It is important early on to understand clearly what this book is and what it is not. As a scholarly work of social science, "Waiting for Disaster" does an exhaustive job of reporting on the results of a study of community response and media attention centering around a decade-old geological and potentially seismic phenomenon known as the Palmdale bulge.
In February, 1976, five years after the San Fernando-Sylmar earthquake, a mysterious uplift in the Earth's surface in the Palmdale area raised certain concerns and questions: Was this a precursor to an earthquake? And if so, what might be learned about the response of the community and the media from such a warning sign?
Three sociologists, Ralph H. Turner, Joanne M. Nigg and Denise Heller Paz, undertook a three-year (1977-1979) analysis of media coverage and a half-dozen population surveys to study how the media conveyed the news of a potentially impending disaster, how the public interpreted the news and what, if anything, the public did about it.

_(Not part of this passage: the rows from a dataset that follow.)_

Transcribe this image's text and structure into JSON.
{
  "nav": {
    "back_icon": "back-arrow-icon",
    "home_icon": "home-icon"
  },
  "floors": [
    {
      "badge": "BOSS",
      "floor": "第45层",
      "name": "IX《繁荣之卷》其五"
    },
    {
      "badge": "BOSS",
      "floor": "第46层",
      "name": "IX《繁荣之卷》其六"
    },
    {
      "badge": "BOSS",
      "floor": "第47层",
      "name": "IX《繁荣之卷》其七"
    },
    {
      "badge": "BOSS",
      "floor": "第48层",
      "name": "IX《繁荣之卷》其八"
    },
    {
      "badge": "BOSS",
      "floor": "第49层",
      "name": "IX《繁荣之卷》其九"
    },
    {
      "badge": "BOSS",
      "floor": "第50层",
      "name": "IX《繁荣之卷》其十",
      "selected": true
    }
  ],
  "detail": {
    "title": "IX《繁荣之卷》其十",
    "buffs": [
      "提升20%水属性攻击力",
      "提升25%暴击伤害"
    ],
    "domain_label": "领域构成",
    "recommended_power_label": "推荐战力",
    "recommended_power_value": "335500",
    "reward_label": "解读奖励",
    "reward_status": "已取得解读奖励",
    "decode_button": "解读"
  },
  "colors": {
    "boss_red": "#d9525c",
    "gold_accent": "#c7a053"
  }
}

But the book is regrettably weak in presenting a body of usable knowledge that would, for example, benefit Californians living near earthquake faults or who had a fear of "the big one," or that would help the media do a better job of reporting on the accuracy of "earthquake predictions"--a concept that, for now, remains elusive.

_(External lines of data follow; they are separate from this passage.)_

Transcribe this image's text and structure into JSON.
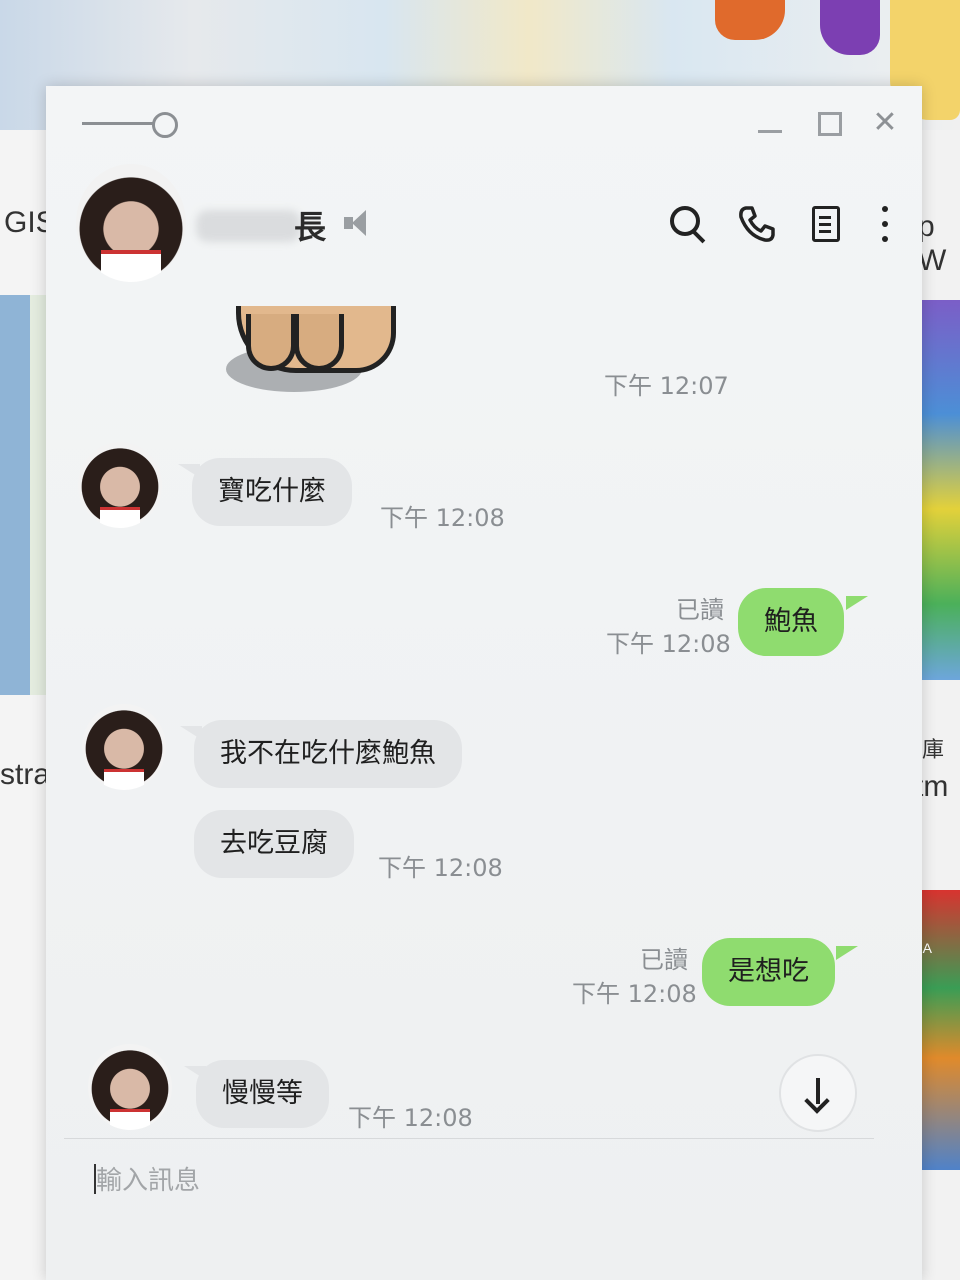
{
  "background": {
    "left_text_1": "GIS",
    "left_text_2": "strat",
    "right_text_1": "p W",
    "right_text_2": "有庫存",
    "right_text_3": "iftm",
    "map_label": "SSIA"
  },
  "header": {
    "contact_name": "長",
    "icons": [
      "search-icon",
      "phone-icon",
      "note-icon",
      "more-icon"
    ]
  },
  "messages": [
    {
      "type": "sticker",
      "direction": "out",
      "time": "下午 12:07"
    },
    {
      "type": "text",
      "direction": "in",
      "text": "寶吃什麼",
      "time": "下午 12:08"
    },
    {
      "type": "text",
      "direction": "out",
      "text": "鮑魚",
      "read": "已讀",
      "time": "下午 12:08"
    },
    {
      "type": "text",
      "direction": "in",
      "text": "我不在吃什麼鮑魚"
    },
    {
      "type": "text",
      "direction": "in",
      "text": "去吃豆腐",
      "time": "下午 12:08"
    },
    {
      "type": "text",
      "direction": "out",
      "text": "是想吃",
      "read": "已讀",
      "time": "下午 12:08"
    },
    {
      "type": "text",
      "direction": "in",
      "text": "慢慢等",
      "time": "下午 12:08"
    }
  ],
  "input": {
    "placeholder": "輸入訊息",
    "value": ""
  },
  "colors": {
    "outgoing_bubble": "#8fdc6f",
    "incoming_bubble": "#e3e5e7",
    "window_bg": "#f3f5f6"
  }
}
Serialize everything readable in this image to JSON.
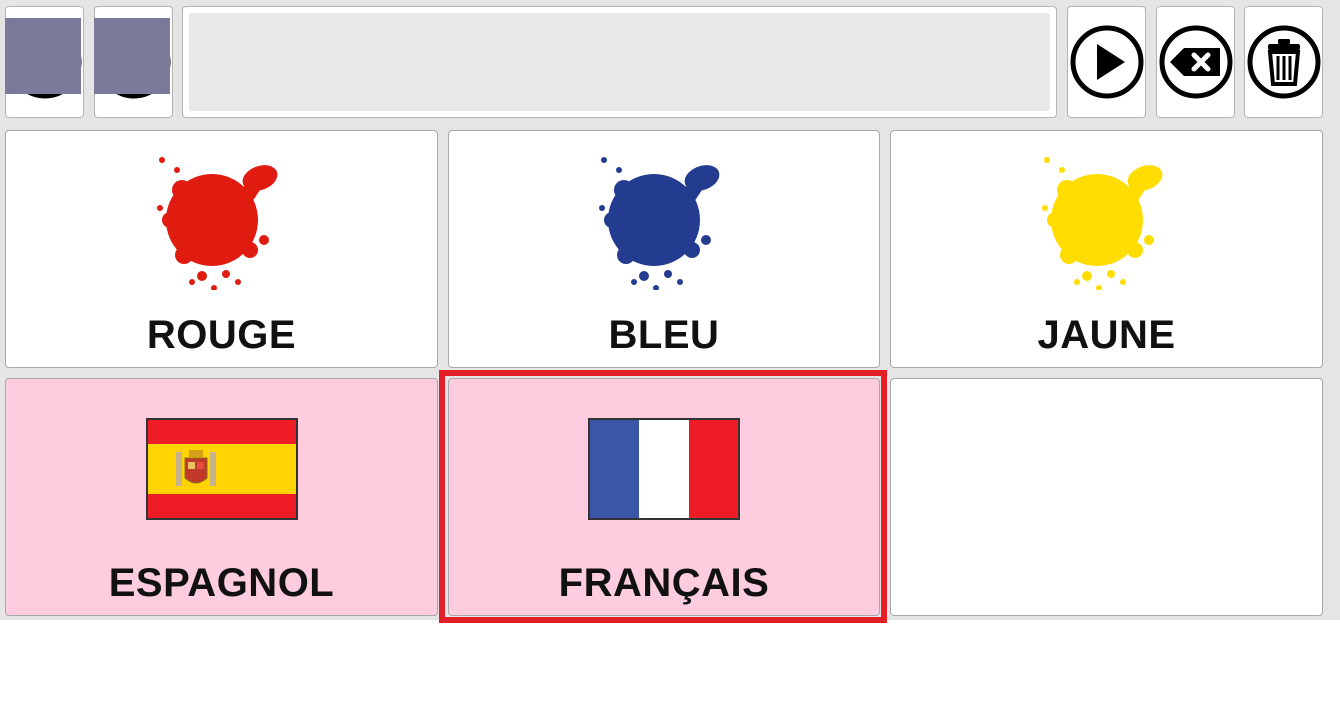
{
  "toolbar": {
    "home_icon": "home-icon",
    "undo_icon": "undo-icon",
    "play_icon": "play-icon",
    "backspace_icon": "backspace-icon",
    "trash_icon": "trash-icon"
  },
  "message_bar": {
    "text": ""
  },
  "grid": {
    "cells": [
      {
        "label": "ROUGE",
        "icon": "red-paint-splash",
        "color": "#e01b10"
      },
      {
        "label": "BLEU",
        "icon": "blue-paint-splash",
        "color": "#233c90"
      },
      {
        "label": "JAUNE",
        "icon": "yellow-paint-splash",
        "color": "#ffdd00"
      },
      {
        "label": "ESPAGNOL",
        "icon": "spain-flag",
        "background": "#fdccdf"
      },
      {
        "label": "FRANÇAIS",
        "icon": "france-flag",
        "background": "#fdccdf",
        "selected": true
      },
      {
        "label": "",
        "icon": ""
      }
    ]
  },
  "colors": {
    "focus_ring": "#e41e26",
    "tile_pink": "#fdccdf",
    "board_bg": "#e5e5e5"
  }
}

"(E)arthquake forecasts are intrinsically probabilistic rather than factual, and thus they are not strictly subject to belief and disbelief," the authors state in a typical example of fence-straddling reporting. "Instead, they can be taken seriously or dismissed lightly, and . . . may lead people to expect a serious earthquake soon or to retain serious doubts." Is it any wonder, then, that these researchers found that a majority of the people are "fatalistic"?
The authors state that one of their key aims "was to provide a basis for refining our understanding of what community response will be when valid earthquake predictions are released to the community sometime in the future." But there is no foundation in the work to support the notion that earthquakes will ever be forecast with anything approaching scientific accuracy. To date, for example, the only thing the 10-year-old Palmdale bulge has spawned has been this book.

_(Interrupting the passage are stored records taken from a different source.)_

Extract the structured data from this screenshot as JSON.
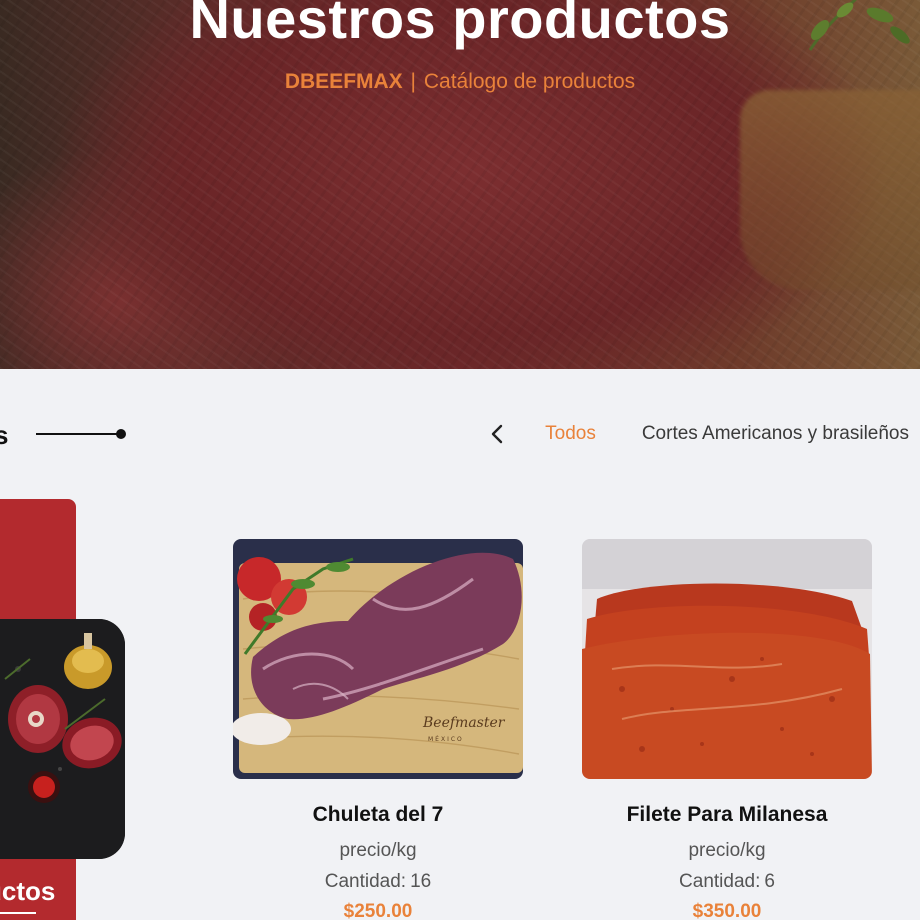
{
  "hero": {
    "title": "Nuestros productos",
    "brand": "DBEEFMAX",
    "separator": "|",
    "subtitle": "Catálogo de productos"
  },
  "section": {
    "title_fragment": "s"
  },
  "tabs": {
    "items": [
      "Todos",
      "Cortes Americanos y brasileños"
    ],
    "active": "Todos"
  },
  "promo": {
    "label_fragment": "uctos"
  },
  "products": [
    {
      "name": "Chuleta del 7",
      "unit": "precio/kg",
      "quantity_label": "Cantidad:",
      "quantity": "16",
      "price": "$250.00"
    },
    {
      "name": "Filete Para Milanesa",
      "unit": "precio/kg",
      "quantity_label": "Cantidad:",
      "quantity": "6",
      "price": "$350.00"
    }
  ],
  "colors": {
    "accent": "#e9823a",
    "promo_red": "#b32a2e",
    "page_bg": "#f1f2f5"
  },
  "icons": {
    "tab_prev": "chevron-left-icon",
    "section_line": "line-dot-decoration"
  }
}
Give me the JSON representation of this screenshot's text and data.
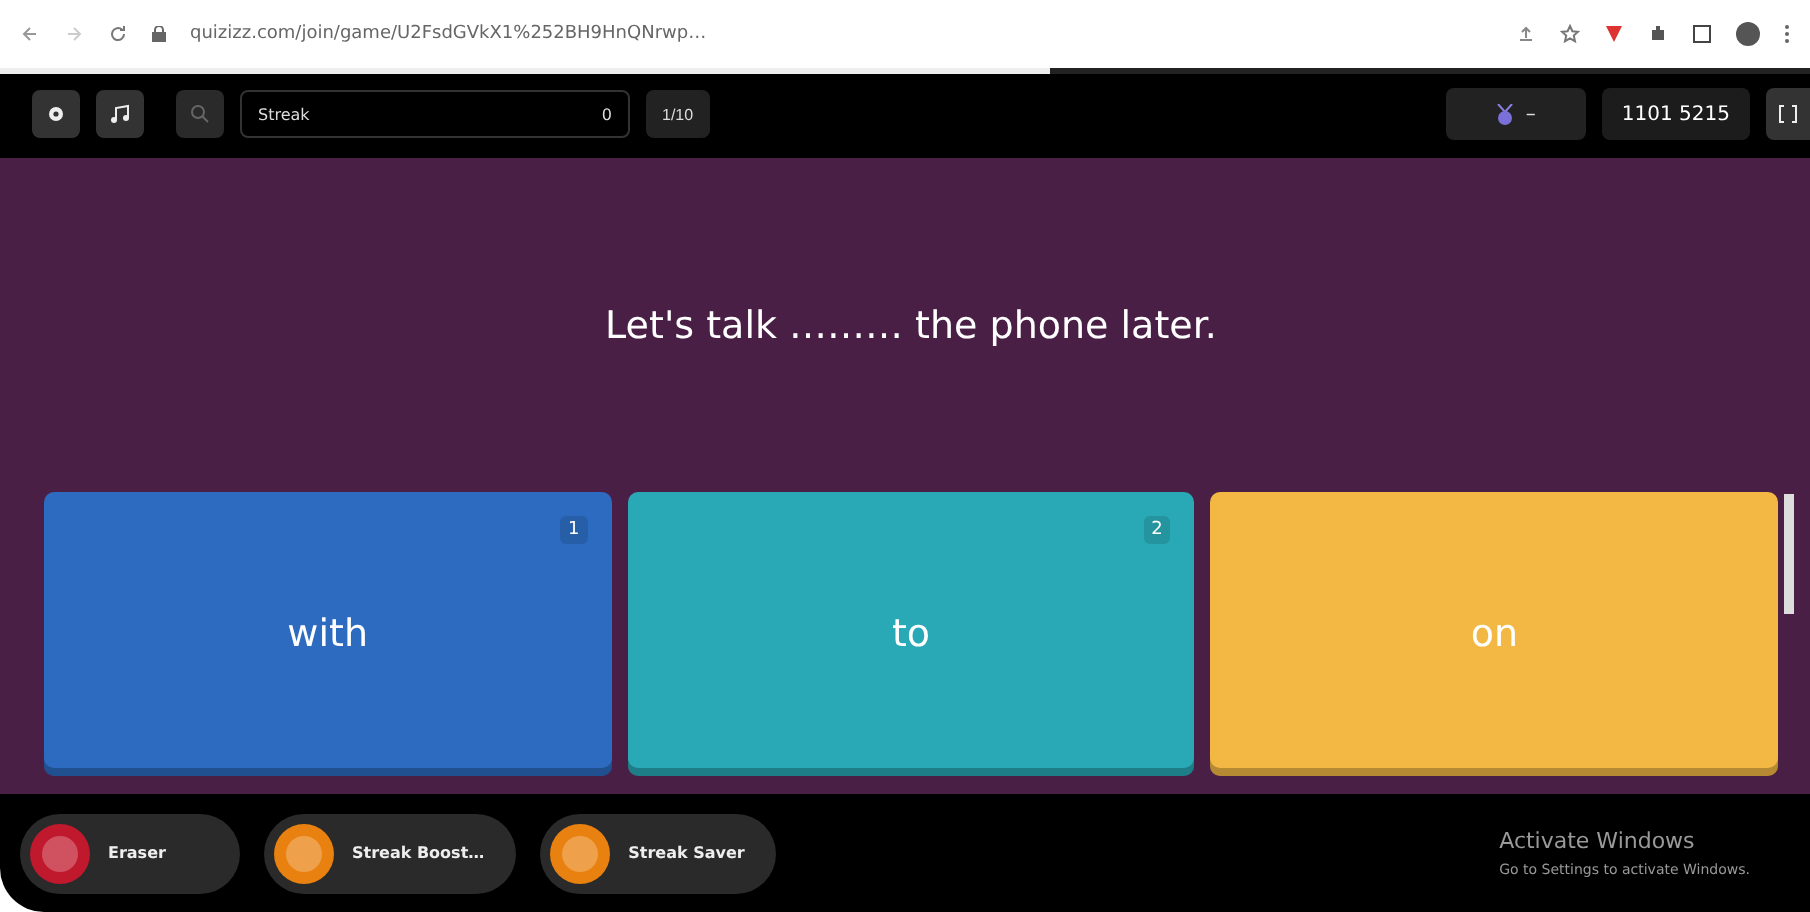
{
  "browser": {
    "url": "quizizz.com/join/game/U2FsdGVkX1%252BH9HnQNrwp…"
  },
  "toolbar": {
    "streak_label": "Streak",
    "streak_count": "0",
    "question_counter": "1/10",
    "score": "1101 5215",
    "rank": "–",
    "progress": {
      "level": 0.58
    }
  },
  "question": {
    "text": "Let's talk ……… the phone later."
  },
  "options": [
    {
      "text": "with",
      "number": "1",
      "color": "#2d6bc0"
    },
    {
      "text": "to",
      "number": "2",
      "color": "#29a9b5"
    },
    {
      "text": "on",
      "color": "#f2b843"
    }
  ],
  "powerups": [
    {
      "label": "Eraser",
      "color": "#c0182d"
    },
    {
      "label": "Streak Boost…",
      "color": "#e8810f"
    },
    {
      "label": "Streak Saver",
      "color": "#e8810f"
    }
  ],
  "watermark_notice": {
    "title": "Activate Windows",
    "subtitle": "Go to Settings to activate Windows."
  }
}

A more useful study might have been to examine the media attention and public response to more reliably predictable disasters--such as hurricanes, tornadoes or volcanic eruptions. If a pattern of response were found, researchers then could make certain logical assumptions about the public's response to earthquake predictions in the future--if and when such predictions ever do become reality.
When the authors state, "The media were as ill prepared as government and private agencies to deal with the newly intensified earthquake threat," the reader must question whether anyone believed there was a threat. The original bulge, after all, was "an uplift of no more than one foot, spread over thousands of square miles, (and which) could only be detected through the most sophisticated mapping techniques."
While there is, to be sure, important sociological information contained within the pages, the authors are reluctant to interpret such data or to make helpful recommendations or constructive criticisms. Nevertheless, the careful and intuitive reader will be able to sift through the voluminous survey results and apply his or her own standards to the information.
Of more urgency to Californians, the authors report that "miscommunication and misunderstanding between authorities and the public" permit people to implicitly and erroneously treat "the near predictions, forecasts, and cautions" as merely long-range preliminary announcements which will be followed by short-term warnings. Despite the authors' bold and accurate claim that this is "a new observation of great importance," it sadly is not accompanied by even a semblance of prescriptive countermeasures.
Finally, they write: "The more responsible media are plagued by fears of the opposing evils of public apathy and panic: One consequence of these twin fears is the practice of presenting items according to an alarm-and-reassurance pattern"--first announcing the alarming threat of impending events (e.g., a possible earthquake) followed by reassurances (e.g., the seismic adequacy of Southern California construction). The authors chide the media: "The reader (of media reports) is then offered little, if any, help in resolving the contradictory message into a reasonable set of conclusions."
Alas, the same can be said of this book.